Alfa Romeo Montreal Production Line
The prototype has an extra side louver
and different bonnet treatment
Picture this, "Luigi" is in the design department at Alfa Romeo, and while meandering his way to a long Italian lunch he spots the March-Alfa and 33 sports prototype engine sitting in a corner of a workshop and thinks wouldn't that fit in that prototype thingy we sent to that expo abroad and you probably have the full design process of the Montreal. I exaggerate somewhat but the bare bones of the statement are true, the Montreal was Alfa Romeo's show car for the 1967 Montreal World Exhibition and it did have a detuned version of the engine from the 1971 March-Alfa/33 sports prototype.
At the Montreal's debut, it was a pure concept car with a tuned version of Alfa Romeo's 4 cylinder Giulia engine amidships. The styling was in a similar vein to Bertone's other designs of this period, look at a Miura or Espada in profile and you will see many features that are shared with the Montreal and the finished design is very faithful to the prototype. However, the mechanicals are significantly different with a 2.6 litre 200 bhp V8 engine mounted up front, mated to a 5-speed gearbox, and then on to a modified Giulia live rear axle.
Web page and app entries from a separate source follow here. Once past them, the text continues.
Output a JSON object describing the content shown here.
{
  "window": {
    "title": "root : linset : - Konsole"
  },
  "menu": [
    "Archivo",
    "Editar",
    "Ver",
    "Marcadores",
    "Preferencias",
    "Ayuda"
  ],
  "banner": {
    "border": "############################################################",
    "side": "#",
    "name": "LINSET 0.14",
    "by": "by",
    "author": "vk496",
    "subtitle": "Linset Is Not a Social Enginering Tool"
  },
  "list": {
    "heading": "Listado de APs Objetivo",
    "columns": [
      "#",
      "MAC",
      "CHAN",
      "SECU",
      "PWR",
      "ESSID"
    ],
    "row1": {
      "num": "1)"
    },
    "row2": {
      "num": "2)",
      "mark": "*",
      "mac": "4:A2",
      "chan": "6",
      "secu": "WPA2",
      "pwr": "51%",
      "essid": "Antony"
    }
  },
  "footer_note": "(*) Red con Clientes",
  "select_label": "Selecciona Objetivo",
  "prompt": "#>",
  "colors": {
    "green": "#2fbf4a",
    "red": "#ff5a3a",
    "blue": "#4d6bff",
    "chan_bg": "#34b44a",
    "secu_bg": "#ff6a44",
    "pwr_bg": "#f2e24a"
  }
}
The car's gestation was a long one, over 3 years, and in this time there was considerable disagreement between Nuccio Bertone and Alfa Romeo's President Giuseppe Luraghi mainly over this change in the mechanical components. When eventually released the Montreal was indeed more of a GT than a sports car. The very over square V8 is a superb engine with a beautiful power delivery plenty of torque and a willingness to rev that you would expect from an engine with such a provenance. The engine has a twin plane crank so you get the V8 warble and that almost lazy rumble on acceleration which belies the mounting revs.
Fuel delivery is by twin fuel pumps to a Spica fuel injection distributor which sits in the middle of the V and of course engine lubricant is supplied from a dry sump. The engine has twin overhead camshafts per bank, but unlike the 33 engine it has only two valves per cylinder, the exhaust valve though is of course sodium-cooled, this is indeed the best and most advanced engineering of its day.
As with all production 105 series Giulia's the gear change is superb with each ratio well placed for sporting driving and the change being light and precise. The power is transmitted to the road by a live rear axle which has a limited-slip differential and an enlarged sump to aid oil cooling. The axle is located laterally by a T bar that mounts between the chassis legs and then onto the top of the differential, giving quite a high roll centre at the rear but securely locates the axle preventing it from moving when cornering. The front suspension is by double wishbones and these are much the same as any other member of the Giulia range, however, the brakes are considerably up-rated with ventilated disks all round which are more than adequate, pulling the car easily down from its 220 km/h + top speed.
The styling is very much of the era, many of the details being carried over from the prototype only one of the side louvres' is lost and the bonnet louvres are changed for a NASCAR duct. The prototypes eyebrows are retained and these have a very nice vacuum-operated retraction mechanism, there are other nice period features like the camm tail but one thing that really places the Montreal in the 1970s are the colours especially the pastel shades like orange or green.
The Montreal was produced for 6 years from 1971 until 1977 and in that time 3,925 were produced and as with all limited production Alfa Romeo's the body and interior parts are now difficult to source but unlike say a Junior Z, the engine parts are also difficult to find for a Montreal, however they are available if you are willing to hunt them out and pay a significant premium.
As a car the Monty is flawed and its sporting credentials would have been improved if it had a more sporting suspension set up, but this would have shown up the ultimate failings of using a live rear axle and so it was a compromise as suspected by Nuccio Bertone. However, the engine is amazing and as a GT it is one of the best. When released, it was in the same price range as the BMW 3.0 CS or the Mercedes 350 SL and it is more than comparable with them, but just imagine meeting their owners down the pub and letting it slip that you have an F1-derived engine in your car.